The magazine, which broke taboos in the 1950s with its provocative centrefolds, dropped nudity in March 2016 in an effort to broaden its appeal online and in print.

However, its publisher has now reversed the decision and teased its March/April edition with the hashtag #NakedIsNormal.

Cooper Hefner, the magazine’s chief creative officer and son of founder Hugh Hefner, said removing nudity from Playboy was "entirely a mistake".

He said: "Nudity was never the problem because nudity isn’t a problem.
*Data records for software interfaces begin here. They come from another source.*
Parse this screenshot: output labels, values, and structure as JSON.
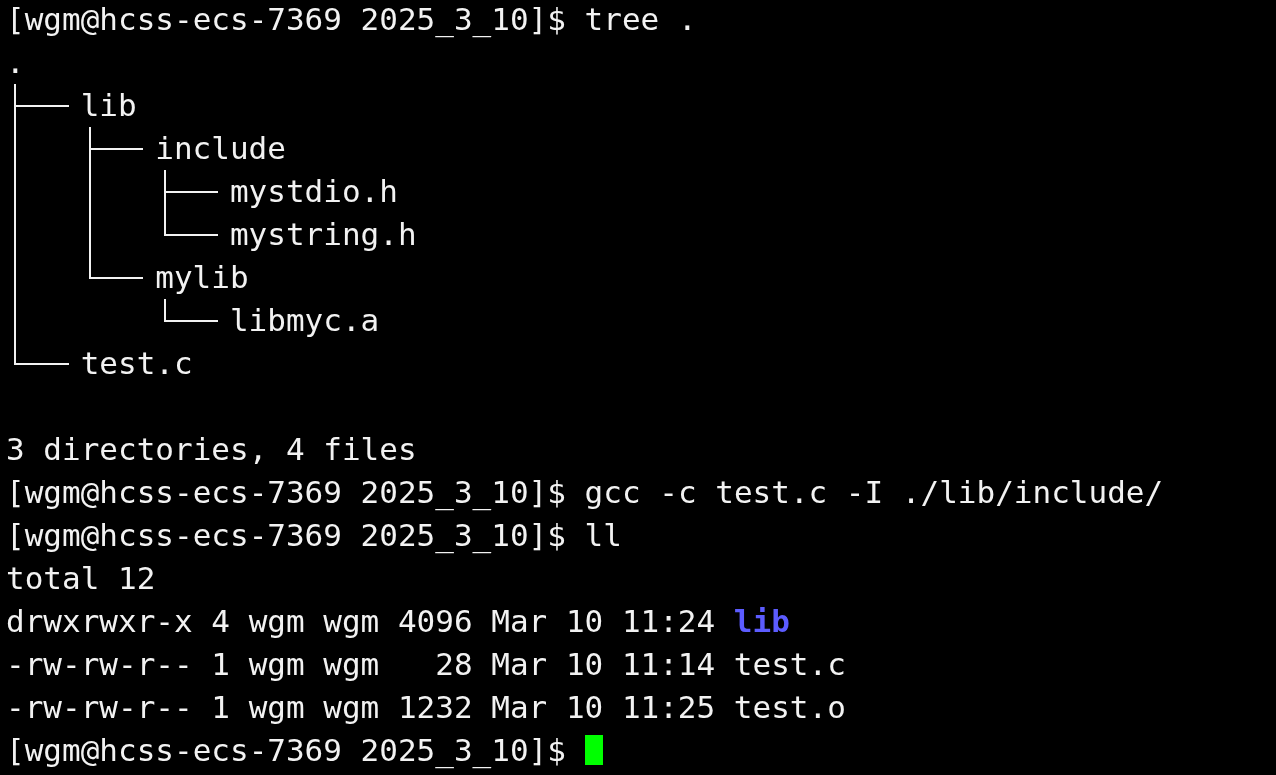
{
  "terminal": {
    "lines": [
      {
        "kind": "prompt",
        "prompt": "[wgm@hcss-ecs-7369 2025_3_10]$",
        "command": "tree ."
      },
      {
        "kind": "tree",
        "root": ".",
        "children": [
          {
            "name": "lib",
            "children": [
              {
                "name": "include",
                "children": [
                  {
                    "name": "mystdio.h"
                  },
                  {
                    "name": "mystring.h"
                  }
                ]
              },
              {
                "name": "mylib",
                "children": [
                  {
                    "name": "libmyc.a"
                  }
                ]
              }
            ]
          },
          {
            "name": "test.c"
          }
        ]
      },
      {
        "kind": "blank"
      },
      {
        "kind": "text",
        "text": "3 directories, 4 files"
      },
      {
        "kind": "prompt",
        "prompt": "[wgm@hcss-ecs-7369 2025_3_10]$",
        "command": "gcc -c test.c -I ./lib/include/"
      },
      {
        "kind": "prompt",
        "prompt": "[wgm@hcss-ecs-7369 2025_3_10]$",
        "command": "ll"
      },
      {
        "kind": "text",
        "text": "total 12"
      },
      {
        "kind": "listing",
        "info": "drwxrwxr-x 4 wgm wgm",
        "size": "4096",
        "date": "Mar 10 11:24",
        "name": "lib",
        "directory": true
      },
      {
        "kind": "listing",
        "info": "-rw-rw-r-- 1 wgm wgm",
        "size": "28",
        "date": "Mar 10 11:14",
        "name": "test.c",
        "directory": false
      },
      {
        "kind": "listing",
        "info": "-rw-rw-r-- 1 wgm wgm",
        "size": "1232",
        "date": "Mar 10 11:25",
        "name": "test.o",
        "directory": false
      },
      {
        "kind": "prompt",
        "prompt": "[wgm@hcss-ecs-7369 2025_3_10]$",
        "cursor": true
      }
    ]
  }
}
Today we’re taking our identity back and reclaiming who we are."

Mr Hefner, 25, added: "It was clear my dad’s aim when launching Playboy was to promote a healthy conversation about sex while also encouraging dialogue on social, philosophical and religious opinions.

"Nonetheless, many misinterpreted that message or missed it entirely, choosing instead to focus on the magazine’s unapologetic portrayal of nudity and its revolutionary approach to sex, including conversations about the act itself."

The U-turn follows the departure of former Playboy chief executive Scott Flanders, who clashed with Cooper Hefner over the ban on fully naked pictures in the magazine.

In February 2016, Mr Hefner revealed he had been ousted from board meetings after vocally disagreeing with Mr Flanders.

"I do not agree with the decisions and direction the company is actually going in," he told Business Insider at the time.

"I was essentially asked to no longer participate in the board meetings because I didn’t agree with his vision for the company.

"You either sort of take a step back and say, ‘Ok, I’m going to let this happen’ or you try and do something about it."

As well as dropping the nudity ban, Playboy has rebranded the magazine and removed a cover strapline which read: "Entertainment for men".

The new issue features an article by actress Scarlett Byrne, who, according to Playboy, writes about "the importance of owning female sexuality and the double standards that still exist between women and men".

(c) Sky News 2017: Hefner’s Playboy magazine brings back naked women to bare all once again